Processes. Dell needs to revamp its development, operations, and sales processes to be fully integrated and customer relationship based. The customer must come first; not the products or services. This will be a long-term change, which may be agonizing at times.
Technology. Today Dell assembles some products and has the intellectual property (IP) for those products and services that the company acquired. Can it leverage the IP and become recognized as an innovator or will the IP assets wither and the talent depart? Over the past year Dell has been bringing on board the resources to take advantage of the assets. Will the new Dell continue down the same path? If Dell stays in the end-user computing space, will it be able to figure out how to do mobility and social (key components to staying competitive)? If not, will it bite the bullet and exit the business?

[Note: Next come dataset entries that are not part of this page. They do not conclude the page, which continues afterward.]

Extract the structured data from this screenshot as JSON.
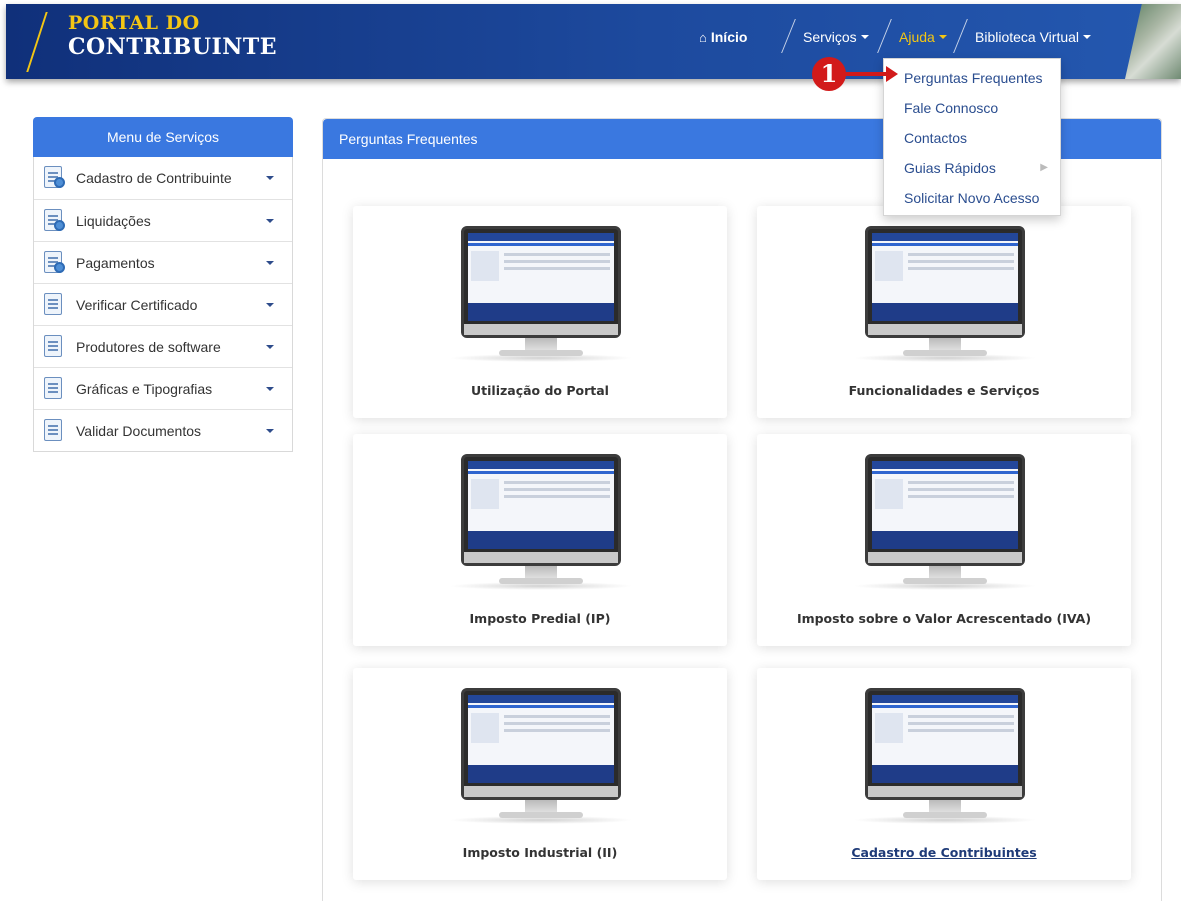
{
  "header": {
    "logo_line1": "PORTAL DO",
    "logo_line2": "CONTRIBUINTE",
    "nav": {
      "home": "Início",
      "servicos": "Serviços",
      "ajuda": "Ajuda",
      "biblioteca": "Biblioteca Virtual"
    }
  },
  "dropdown": {
    "items": [
      {
        "label": "Perguntas Frequentes"
      },
      {
        "label": "Fale Connosco"
      },
      {
        "label": "Contactos"
      },
      {
        "label": "Guias Rápidos"
      },
      {
        "label": "Solicitar Novo Acesso"
      }
    ],
    "annotation_number": "1"
  },
  "sidebar": {
    "title": "Menu de Serviços",
    "items": [
      {
        "label": "Cadastro de Contribuinte"
      },
      {
        "label": "Liquidações"
      },
      {
        "label": "Pagamentos"
      },
      {
        "label": "Verificar Certificado"
      },
      {
        "label": "Produtores de software"
      },
      {
        "label": "Gráficas e Tipografias"
      },
      {
        "label": "Validar Documentos"
      }
    ]
  },
  "main": {
    "title": "Perguntas Frequentes",
    "cards": [
      {
        "label": "Utilização do Portal"
      },
      {
        "label": "Funcionalidades e Serviços"
      },
      {
        "label": "Imposto Predial (IP)"
      },
      {
        "label": "Imposto sobre o Valor Acrescentado (IVA)"
      },
      {
        "label": "Imposto Industrial (II)"
      },
      {
        "label": "Cadastro de Contribuintes"
      }
    ]
  },
  "colors": {
    "header_blue": "#1d4a9e",
    "accent_yellow": "#f3c614",
    "panel_blue": "#3a78e0",
    "annotation_red": "#d21a1a",
    "link_blue": "#1f3b78"
  }
}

The company was at one time the leader in the PC arena. Then it became one of the top players. Now it wants to be a leader in the full-service enterprise space where it is not a top player and is losing momentum.

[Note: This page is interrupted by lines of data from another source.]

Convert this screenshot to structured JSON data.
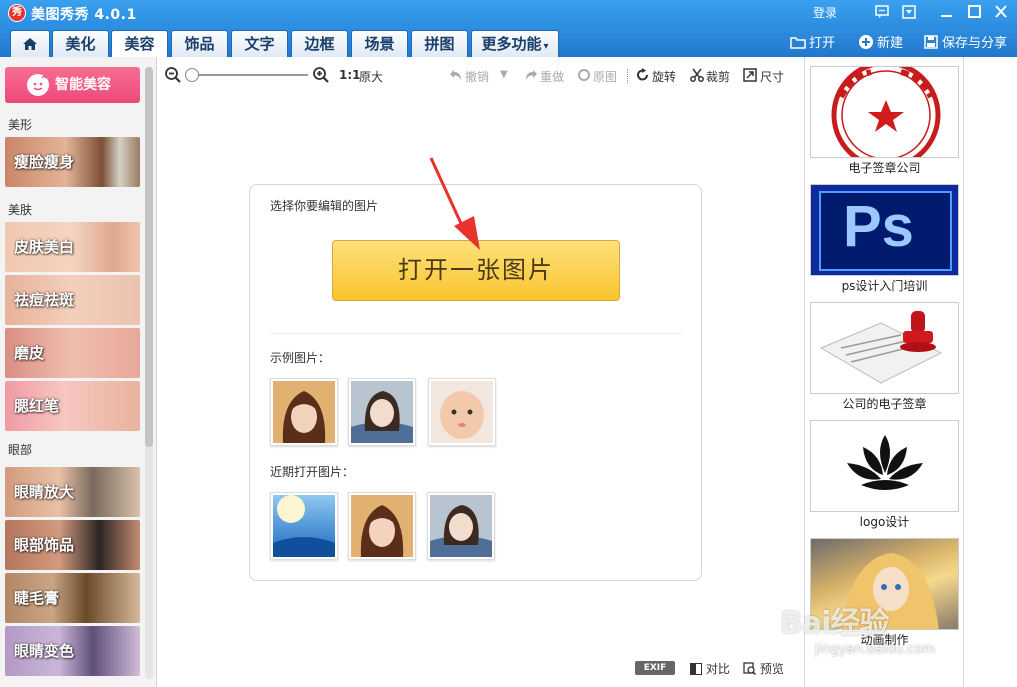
{
  "window": {
    "app_logo_char": "秀",
    "title": "美图秀秀 4.0.1",
    "login": "登录"
  },
  "tabs": [
    {
      "label": "美化"
    },
    {
      "label": "美容",
      "active": true
    },
    {
      "label": "饰品"
    },
    {
      "label": "文字"
    },
    {
      "label": "边框"
    },
    {
      "label": "场景"
    },
    {
      "label": "拼图"
    },
    {
      "label": "更多功能"
    }
  ],
  "top_actions": {
    "open": "打开",
    "new": "新建",
    "save_share": "保存与分享"
  },
  "left_panel": {
    "smart_beauty": "智能美容",
    "categories": [
      {
        "label": "美形"
      },
      {
        "label": "美肤"
      },
      {
        "label": "眼部"
      }
    ],
    "features": [
      {
        "label": "瘦脸瘦身"
      },
      {
        "label": "皮肤美白"
      },
      {
        "label": "祛痘祛斑"
      },
      {
        "label": "磨皮"
      },
      {
        "label": "腮红笔"
      },
      {
        "label": "眼睛放大"
      },
      {
        "label": "眼部饰品"
      },
      {
        "label": "睫毛膏"
      },
      {
        "label": "眼睛变色"
      }
    ]
  },
  "toolbar": {
    "zoom_ratio": "1:1",
    "original_size": "原大",
    "undo": "撤销",
    "redo": "重做",
    "original": "原图",
    "rotate": "旋转",
    "crop": "裁剪",
    "size": "尺寸"
  },
  "card": {
    "prompt": "选择你要编辑的图片",
    "open_button": "打开一张图片",
    "examples_label": "示例图片：",
    "recent_label": "近期打开图片："
  },
  "ads": [
    {
      "caption": "电子签章公司"
    },
    {
      "caption": "ps设计入门培训",
      "logo_text": "Ps"
    },
    {
      "caption": "公司的电子签章"
    },
    {
      "caption": "logo设计"
    },
    {
      "caption": "动画制作"
    }
  ],
  "bottom": {
    "exif": "EXIF",
    "compare": "对比",
    "preview": "预览"
  },
  "watermark": {
    "brand": "Bai经验",
    "url": "jingyan.baidu.com"
  },
  "colors": {
    "title_bar": "#2d8ee0",
    "smart_button": "#ec4a78",
    "open_button": "#f9c52e",
    "arrow": "#e8322e"
  }
}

RFG POV: Dell has a long, tough transformation ahead. By going private it will no longer have to worry about the stock market price but will still have to answer to investors. RFG does not expect the company to pull out of any markets in the near term – although the printing and peripherals business is exposed – but a number of the executives and employees whose visions are out of sync with new direction will depart. In the full-service enterprise space Dell will have to be more than a low-cost provider. It must become a hardware, software, and services innovator, determine its positioning vis-à-vis competitors, make additional acquisitions to fill in the gaps, and spend time and resources building relationships that may not yield near-term revenues. Whether or not the stakeholders will allow the company to spend enough money and time to make the conversion is an open question. The fallback position may be to go back to being a low-cost or custom commodity provider to the commercial market. Moreover, Dell will have to invest in a new end-user computing model, watch its market share shrivel, or quit the space. One thing is for sure – it cannot be all things to all players and must pick its choices carefully. Dell must articulate its strategy to business partners, customers, and employees over the next three to six months or loyalty may falter. In any event, IT executives should expect Dell to provide support and a smooth transition for businesses that are divested, restructured, or sold. IT executives desirous of using Dell as a strategic provider should continue to work closely with Dell, keep abreast of its strategy and roadmaps and factor the knowledge into the corporate decision-making process. Additionally, IT executives should not be surprised or concerned to find the company fails to make the short-list of candidates. There are plenty of options these days.